#### Data records:
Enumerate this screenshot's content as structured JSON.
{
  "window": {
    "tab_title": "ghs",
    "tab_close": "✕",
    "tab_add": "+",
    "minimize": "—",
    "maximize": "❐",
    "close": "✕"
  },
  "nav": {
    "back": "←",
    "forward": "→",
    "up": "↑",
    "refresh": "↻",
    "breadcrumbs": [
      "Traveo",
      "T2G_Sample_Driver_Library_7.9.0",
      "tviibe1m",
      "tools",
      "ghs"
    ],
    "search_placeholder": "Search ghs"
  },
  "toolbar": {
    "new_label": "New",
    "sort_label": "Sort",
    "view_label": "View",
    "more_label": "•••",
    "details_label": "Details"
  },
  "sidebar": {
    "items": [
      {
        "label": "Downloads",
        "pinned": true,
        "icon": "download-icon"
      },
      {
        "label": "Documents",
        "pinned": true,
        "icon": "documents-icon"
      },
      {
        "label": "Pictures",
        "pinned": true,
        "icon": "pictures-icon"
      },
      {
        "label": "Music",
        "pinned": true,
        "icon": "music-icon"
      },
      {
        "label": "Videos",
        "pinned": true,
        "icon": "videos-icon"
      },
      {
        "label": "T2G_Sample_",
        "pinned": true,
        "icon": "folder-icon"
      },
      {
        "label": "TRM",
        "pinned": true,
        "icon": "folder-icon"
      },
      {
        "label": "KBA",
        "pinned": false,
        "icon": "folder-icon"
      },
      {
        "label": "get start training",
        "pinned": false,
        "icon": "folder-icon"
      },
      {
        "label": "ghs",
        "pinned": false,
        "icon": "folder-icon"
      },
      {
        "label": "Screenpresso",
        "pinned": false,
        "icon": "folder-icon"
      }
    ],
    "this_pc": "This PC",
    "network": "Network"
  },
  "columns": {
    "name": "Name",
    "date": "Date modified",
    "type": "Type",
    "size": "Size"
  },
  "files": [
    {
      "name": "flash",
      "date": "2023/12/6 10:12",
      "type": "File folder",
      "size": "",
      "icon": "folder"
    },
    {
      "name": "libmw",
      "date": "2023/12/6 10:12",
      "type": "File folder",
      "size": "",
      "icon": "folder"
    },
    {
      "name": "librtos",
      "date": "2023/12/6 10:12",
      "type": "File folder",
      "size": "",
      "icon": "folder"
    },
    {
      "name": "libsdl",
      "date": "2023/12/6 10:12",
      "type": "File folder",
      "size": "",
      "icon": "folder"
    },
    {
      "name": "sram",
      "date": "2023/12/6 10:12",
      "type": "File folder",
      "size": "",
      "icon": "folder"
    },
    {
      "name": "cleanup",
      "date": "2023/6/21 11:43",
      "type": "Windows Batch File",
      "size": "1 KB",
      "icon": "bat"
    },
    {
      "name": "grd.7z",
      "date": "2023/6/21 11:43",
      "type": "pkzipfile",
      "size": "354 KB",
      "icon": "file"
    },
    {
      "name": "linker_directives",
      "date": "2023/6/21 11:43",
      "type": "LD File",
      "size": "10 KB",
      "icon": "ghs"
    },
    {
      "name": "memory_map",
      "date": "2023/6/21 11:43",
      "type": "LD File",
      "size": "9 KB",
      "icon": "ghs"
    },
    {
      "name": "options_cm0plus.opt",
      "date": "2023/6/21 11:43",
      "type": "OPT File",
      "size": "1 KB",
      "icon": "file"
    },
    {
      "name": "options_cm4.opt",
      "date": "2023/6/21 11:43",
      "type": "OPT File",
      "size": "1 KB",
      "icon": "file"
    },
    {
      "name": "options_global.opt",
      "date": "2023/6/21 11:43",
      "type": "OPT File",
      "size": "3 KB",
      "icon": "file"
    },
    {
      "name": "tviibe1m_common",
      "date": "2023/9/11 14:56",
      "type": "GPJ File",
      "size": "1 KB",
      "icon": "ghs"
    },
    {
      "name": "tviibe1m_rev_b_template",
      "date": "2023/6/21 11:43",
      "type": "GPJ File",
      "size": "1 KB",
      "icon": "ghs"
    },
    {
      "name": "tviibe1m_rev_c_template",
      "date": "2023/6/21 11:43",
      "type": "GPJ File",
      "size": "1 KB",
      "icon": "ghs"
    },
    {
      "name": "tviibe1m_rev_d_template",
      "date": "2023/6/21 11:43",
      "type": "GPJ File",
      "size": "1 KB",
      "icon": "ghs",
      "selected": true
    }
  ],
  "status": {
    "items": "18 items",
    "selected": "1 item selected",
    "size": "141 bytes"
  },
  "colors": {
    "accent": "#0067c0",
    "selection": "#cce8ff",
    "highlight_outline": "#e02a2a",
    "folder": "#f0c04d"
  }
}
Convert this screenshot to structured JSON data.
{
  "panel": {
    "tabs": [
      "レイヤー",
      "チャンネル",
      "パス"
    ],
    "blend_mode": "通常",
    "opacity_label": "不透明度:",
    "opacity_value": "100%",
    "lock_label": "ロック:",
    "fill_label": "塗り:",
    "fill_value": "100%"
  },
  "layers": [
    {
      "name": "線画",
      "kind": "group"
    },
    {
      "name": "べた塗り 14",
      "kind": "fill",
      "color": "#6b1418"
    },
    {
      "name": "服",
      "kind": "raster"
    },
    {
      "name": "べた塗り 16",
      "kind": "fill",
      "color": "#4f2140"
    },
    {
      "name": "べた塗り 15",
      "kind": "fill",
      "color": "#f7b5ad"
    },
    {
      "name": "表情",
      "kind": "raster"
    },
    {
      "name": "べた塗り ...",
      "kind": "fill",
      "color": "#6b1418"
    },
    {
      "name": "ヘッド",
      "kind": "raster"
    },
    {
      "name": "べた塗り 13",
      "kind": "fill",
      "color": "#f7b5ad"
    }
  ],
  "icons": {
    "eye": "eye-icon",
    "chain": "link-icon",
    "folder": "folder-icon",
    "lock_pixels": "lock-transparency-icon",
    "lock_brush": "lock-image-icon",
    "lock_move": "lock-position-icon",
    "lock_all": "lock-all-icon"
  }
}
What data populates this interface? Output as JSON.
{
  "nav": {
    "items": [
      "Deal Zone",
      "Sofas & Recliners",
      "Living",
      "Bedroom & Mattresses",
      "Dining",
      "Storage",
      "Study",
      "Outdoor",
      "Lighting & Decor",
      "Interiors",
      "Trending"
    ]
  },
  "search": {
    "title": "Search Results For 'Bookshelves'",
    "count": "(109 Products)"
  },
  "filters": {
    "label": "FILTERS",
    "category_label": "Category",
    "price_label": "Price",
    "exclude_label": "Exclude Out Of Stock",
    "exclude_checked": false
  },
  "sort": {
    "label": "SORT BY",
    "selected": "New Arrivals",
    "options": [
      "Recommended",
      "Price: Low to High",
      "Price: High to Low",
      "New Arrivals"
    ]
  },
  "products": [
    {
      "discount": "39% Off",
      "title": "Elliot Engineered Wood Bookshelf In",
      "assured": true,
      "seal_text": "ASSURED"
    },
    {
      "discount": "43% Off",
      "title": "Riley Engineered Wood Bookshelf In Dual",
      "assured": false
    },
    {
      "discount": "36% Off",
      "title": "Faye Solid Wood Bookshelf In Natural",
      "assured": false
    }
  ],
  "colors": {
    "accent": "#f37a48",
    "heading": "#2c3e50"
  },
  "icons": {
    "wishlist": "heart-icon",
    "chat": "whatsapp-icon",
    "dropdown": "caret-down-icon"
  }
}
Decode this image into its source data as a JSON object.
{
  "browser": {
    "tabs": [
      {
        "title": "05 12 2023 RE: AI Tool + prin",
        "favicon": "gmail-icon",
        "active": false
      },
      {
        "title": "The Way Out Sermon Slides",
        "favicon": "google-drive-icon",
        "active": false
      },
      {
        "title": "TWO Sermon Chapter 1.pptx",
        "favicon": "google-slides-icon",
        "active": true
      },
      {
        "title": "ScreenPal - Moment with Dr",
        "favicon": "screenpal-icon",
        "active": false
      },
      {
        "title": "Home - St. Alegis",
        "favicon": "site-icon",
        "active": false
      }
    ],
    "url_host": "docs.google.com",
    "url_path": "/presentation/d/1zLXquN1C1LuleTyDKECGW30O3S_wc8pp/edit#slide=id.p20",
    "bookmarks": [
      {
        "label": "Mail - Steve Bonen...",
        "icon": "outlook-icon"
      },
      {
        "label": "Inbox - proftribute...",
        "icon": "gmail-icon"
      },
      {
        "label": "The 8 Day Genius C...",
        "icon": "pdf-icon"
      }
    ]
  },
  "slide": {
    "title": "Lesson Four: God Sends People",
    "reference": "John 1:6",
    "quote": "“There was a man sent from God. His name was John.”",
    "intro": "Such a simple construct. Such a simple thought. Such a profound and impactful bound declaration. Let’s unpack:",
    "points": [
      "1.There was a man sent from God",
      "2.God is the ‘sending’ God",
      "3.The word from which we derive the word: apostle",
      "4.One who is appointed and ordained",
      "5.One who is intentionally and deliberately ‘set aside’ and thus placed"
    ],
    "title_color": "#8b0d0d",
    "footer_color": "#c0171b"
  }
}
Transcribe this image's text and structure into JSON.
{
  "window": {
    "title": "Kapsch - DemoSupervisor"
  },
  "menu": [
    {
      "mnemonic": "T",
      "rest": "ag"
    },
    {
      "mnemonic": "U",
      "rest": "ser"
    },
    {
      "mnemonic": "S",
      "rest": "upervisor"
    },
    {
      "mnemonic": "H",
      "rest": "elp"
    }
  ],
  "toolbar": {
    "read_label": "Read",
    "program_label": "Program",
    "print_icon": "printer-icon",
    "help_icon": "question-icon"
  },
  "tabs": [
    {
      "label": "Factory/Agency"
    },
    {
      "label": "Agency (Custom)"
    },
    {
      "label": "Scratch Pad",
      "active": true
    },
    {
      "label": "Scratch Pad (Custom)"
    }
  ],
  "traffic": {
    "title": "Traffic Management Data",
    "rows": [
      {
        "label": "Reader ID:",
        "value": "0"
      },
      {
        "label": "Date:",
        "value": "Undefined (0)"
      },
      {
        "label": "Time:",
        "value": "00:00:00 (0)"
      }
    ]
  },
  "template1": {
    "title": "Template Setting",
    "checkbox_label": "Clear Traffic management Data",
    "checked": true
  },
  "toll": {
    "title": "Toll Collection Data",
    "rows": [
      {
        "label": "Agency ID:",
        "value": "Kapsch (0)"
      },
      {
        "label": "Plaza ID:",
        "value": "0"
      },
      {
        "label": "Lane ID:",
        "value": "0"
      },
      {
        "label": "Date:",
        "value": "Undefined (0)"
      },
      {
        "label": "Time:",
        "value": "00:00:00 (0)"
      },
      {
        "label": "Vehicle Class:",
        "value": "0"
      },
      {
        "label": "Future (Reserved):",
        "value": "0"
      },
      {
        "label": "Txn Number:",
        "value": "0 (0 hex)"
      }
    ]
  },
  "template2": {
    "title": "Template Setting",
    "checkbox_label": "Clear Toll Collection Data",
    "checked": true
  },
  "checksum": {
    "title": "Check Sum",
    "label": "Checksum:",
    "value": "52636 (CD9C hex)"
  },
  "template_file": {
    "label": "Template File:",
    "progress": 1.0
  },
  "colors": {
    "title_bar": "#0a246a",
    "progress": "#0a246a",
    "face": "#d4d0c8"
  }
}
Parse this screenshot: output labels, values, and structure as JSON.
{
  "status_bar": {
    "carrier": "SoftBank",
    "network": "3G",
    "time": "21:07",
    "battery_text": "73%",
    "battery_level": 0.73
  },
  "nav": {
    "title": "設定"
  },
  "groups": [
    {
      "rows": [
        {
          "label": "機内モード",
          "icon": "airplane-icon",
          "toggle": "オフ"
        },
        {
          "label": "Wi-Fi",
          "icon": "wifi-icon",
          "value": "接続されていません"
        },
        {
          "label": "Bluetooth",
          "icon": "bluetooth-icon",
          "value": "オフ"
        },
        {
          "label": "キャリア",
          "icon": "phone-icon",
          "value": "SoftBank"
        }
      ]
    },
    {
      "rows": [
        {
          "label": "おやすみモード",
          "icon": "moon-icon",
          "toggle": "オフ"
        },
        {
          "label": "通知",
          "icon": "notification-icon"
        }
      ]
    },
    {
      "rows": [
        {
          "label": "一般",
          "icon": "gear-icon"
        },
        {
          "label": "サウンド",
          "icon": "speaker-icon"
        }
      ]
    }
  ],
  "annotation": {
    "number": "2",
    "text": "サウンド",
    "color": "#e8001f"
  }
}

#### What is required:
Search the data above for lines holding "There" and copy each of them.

#### Your solution:
    "quote": "“There was a man sent from God. His name was John.”",
      "1.There was a man sent from God",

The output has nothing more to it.